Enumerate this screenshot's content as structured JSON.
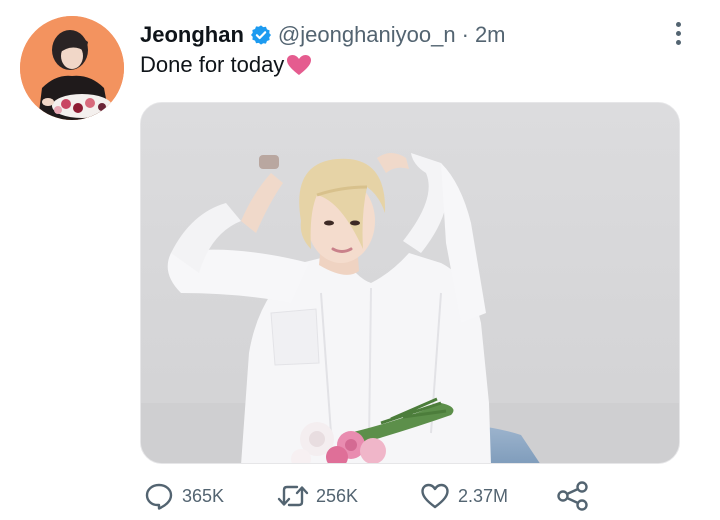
{
  "tweet": {
    "author_name": "Jeonghan",
    "handle": "@jeonghaniyoo_n",
    "separator": "·",
    "time": "2m",
    "text": "Done for today",
    "verified": true
  },
  "icons": {
    "verified": "verified-badge-icon",
    "more": "more-vertical-icon",
    "text_emoji": "pink-heart-emoji",
    "reply": "reply-icon",
    "retweet": "retweet-icon",
    "like": "heart-icon",
    "share": "share-icon"
  },
  "actions": {
    "reply_count": "365K",
    "retweet_count": "256K",
    "like_count": "2.37M"
  },
  "colors": {
    "text_primary": "#0f1419",
    "text_secondary": "#536471",
    "verified_blue": "#1d9bf0",
    "emoji_pink": "#e55c8f",
    "avatar_bg": "#f48f5f"
  }
}
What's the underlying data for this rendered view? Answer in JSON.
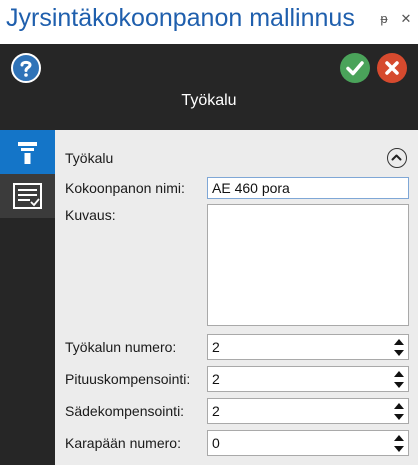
{
  "window": {
    "title": "Jyrsintäkokoonpanon mallinnus",
    "pin_glyph": "ᵽ",
    "close_glyph": "✕"
  },
  "header": {
    "label": "Työkalu"
  },
  "sidebar": {
    "tabs": [
      {
        "icon": "tool-icon",
        "active": true
      },
      {
        "icon": "list-settings-icon",
        "active": false
      }
    ]
  },
  "section": {
    "title": "Työkalu"
  },
  "form": {
    "name_label": "Kokoonpanon nimi:",
    "name_value": "AE 460 pora",
    "description_label": "Kuvaus:",
    "description_value": "",
    "tool_number_label": "Työkalun numero:",
    "tool_number_value": "2",
    "length_comp_label": "Pituuskompensointi:",
    "length_comp_value": "2",
    "radius_comp_label": "Sädekompensointi:",
    "radius_comp_value": "2",
    "spindle_label": "Karapään numero:",
    "spindle_value": "0"
  },
  "colors": {
    "title_blue": "#1f5fad",
    "header_dark": "#262626",
    "active_tab_blue": "#1475c8",
    "ok_green": "#4aa35a",
    "cancel_red": "#d64a2e",
    "panel_gray": "#ececec"
  }
}
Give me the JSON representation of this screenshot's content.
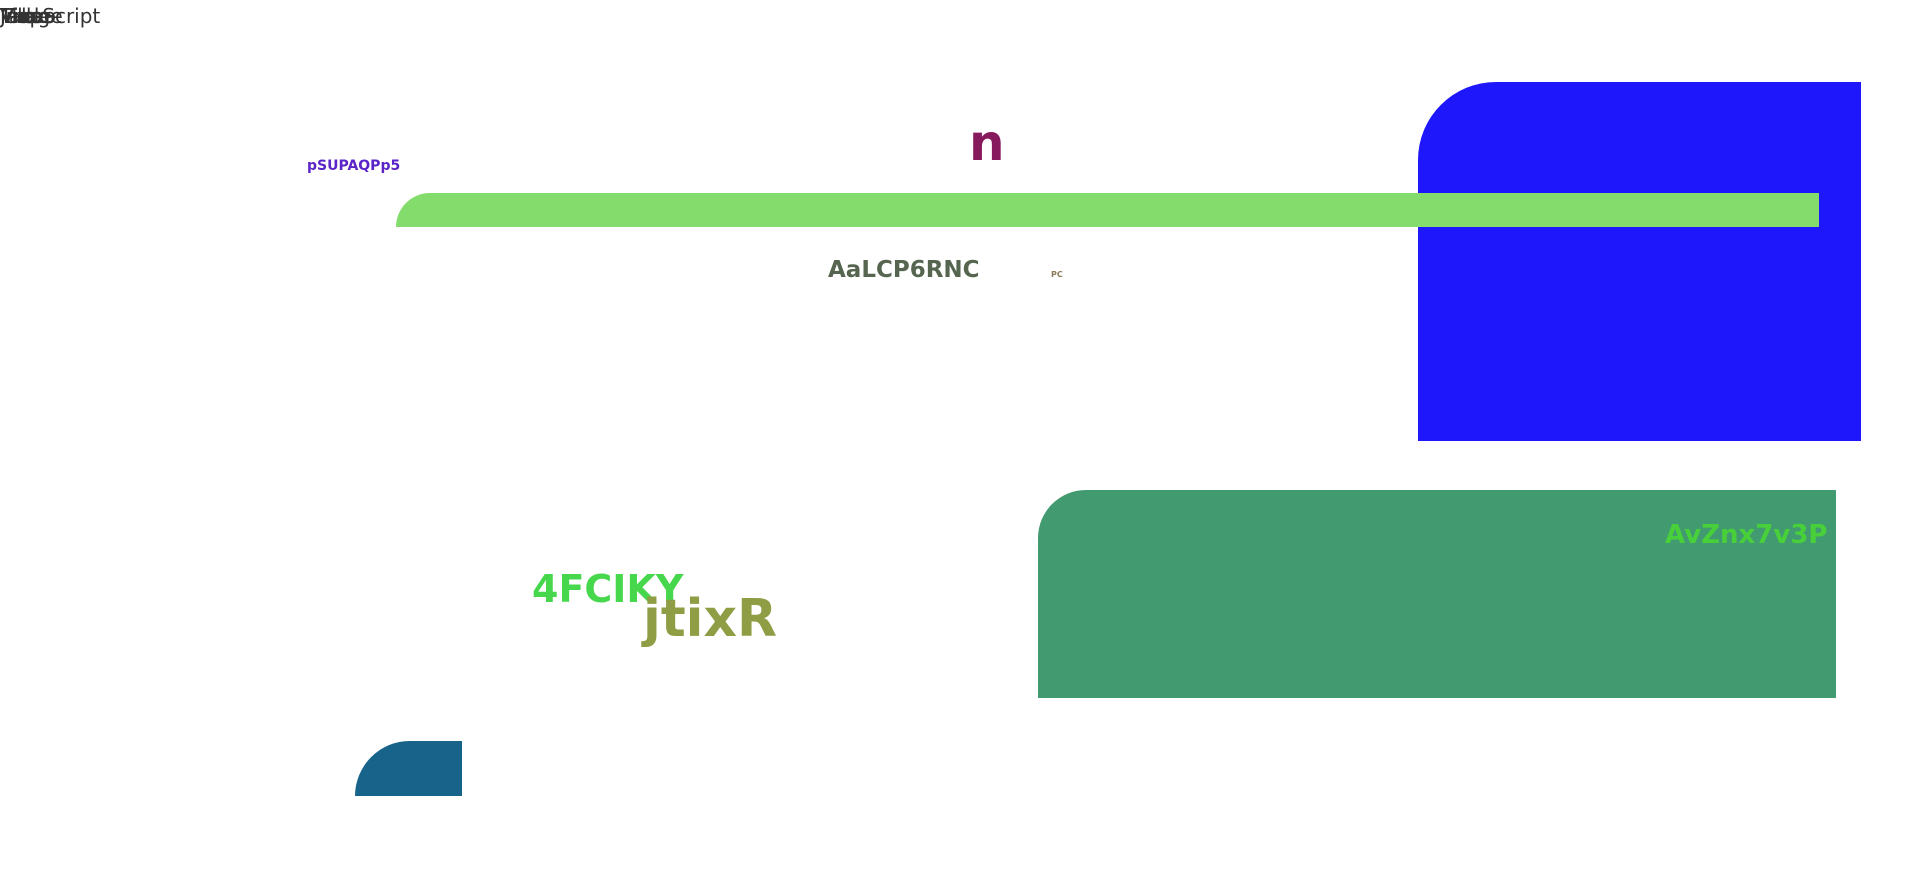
{
  "corner_labels": [
    "JavaScript",
    "Image",
    "Video",
    "Map",
    "Table",
    "Tile"
  ],
  "labels": {
    "small_purple": "pSUPAQPp5",
    "big_letter": "n",
    "center_code": "AaLCP6RNC",
    "tiny_code": "PC",
    "green_code": "4FCIKY",
    "olive_code": "jtixR",
    "panel_code": "AvZnx7v3P"
  },
  "colors": {
    "blue_panel": "#1f17fb",
    "green_bar": "#83dc6c",
    "teal_panel": "#429a71",
    "navy_block": "#17638a"
  }
}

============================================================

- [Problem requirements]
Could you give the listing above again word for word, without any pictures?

- [Output below]
Enumerate this screenshot's content as structured JSON.
{
  "tweet": {
    "author_name": "Jeonghan",
    "handle": "@jeonghaniyoo_n",
    "separator": "·",
    "time": "2m",
    "text": "Done for today",
    "verified": true
  },
  "icons": {
    "verified": "verified-badge-icon",
    "more": "more-vertical-icon",
    "text_emoji": "pink-heart-emoji",
    "reply": "reply-icon",
    "retweet": "retweet-icon",
    "like": "heart-icon",
    "share": "share-icon"
  },
  "actions": {
    "reply_count": "365K",
    "retweet_count": "256K",
    "like_count": "2.37M"
  },
  "colors": {
    "text_primary": "#0f1419",
    "text_secondary": "#536471",
    "verified_blue": "#1d9bf0",
    "emoji_pink": "#e55c8f",
    "avatar_bg": "#f48f5f"
  }
}
What's the underlying data for this rendered view? Answer in JSON.
{
  "window": {
    "title": "Jyrsintäkokoonpanon mallinnus",
    "pin_glyph": "ᵽ",
    "close_glyph": "✕"
  },
  "header": {
    "label": "Työkalu"
  },
  "sidebar": {
    "tabs": [
      {
        "icon": "tool-icon",
        "active": true
      },
      {
        "icon": "list-settings-icon",
        "active": false
      }
    ]
  },
  "section": {
    "title": "Työkalu"
  },
  "form": {
    "name_label": "Kokoonpanon nimi:",
    "name_value": "AE 460 pora",
    "description_label": "Kuvaus:",
    "description_value": "",
    "tool_number_label": "Työkalun numero:",
    "tool_number_value": "2",
    "length_comp_label": "Pituuskompensointi:",
    "length_comp_value": "2",
    "radius_comp_label": "Sädekompensointi:",
    "radius_comp_value": "2",
    "spindle_label": "Karapään numero:",
    "spindle_value": "0"
  },
  "colors": {
    "title_blue": "#1f5fad",
    "header_dark": "#262626",
    "active_tab_blue": "#1475c8",
    "ok_green": "#4aa35a",
    "cancel_red": "#d64a2e",
    "panel_gray": "#ececec"
  }
}
Give me the JSON representation of this screenshot's content.
{
  "corner_labels": [
    "JavaScript",
    "Image",
    "Video",
    "Map",
    "Table",
    "Tile"
  ],
  "labels": {
    "small_purple": "pSUPAQPp5",
    "big_letter": "n",
    "center_code": "AaLCP6RNC",
    "tiny_code": "PC",
    "green_code": "4FCIKY",
    "olive_code": "jtixR",
    "panel_code": "AvZnx7v3P"
  },
  "colors": {
    "blue_panel": "#1f17fb",
    "green_bar": "#83dc6c",
    "teal_panel": "#429a71",
    "navy_block": "#17638a"
  }
}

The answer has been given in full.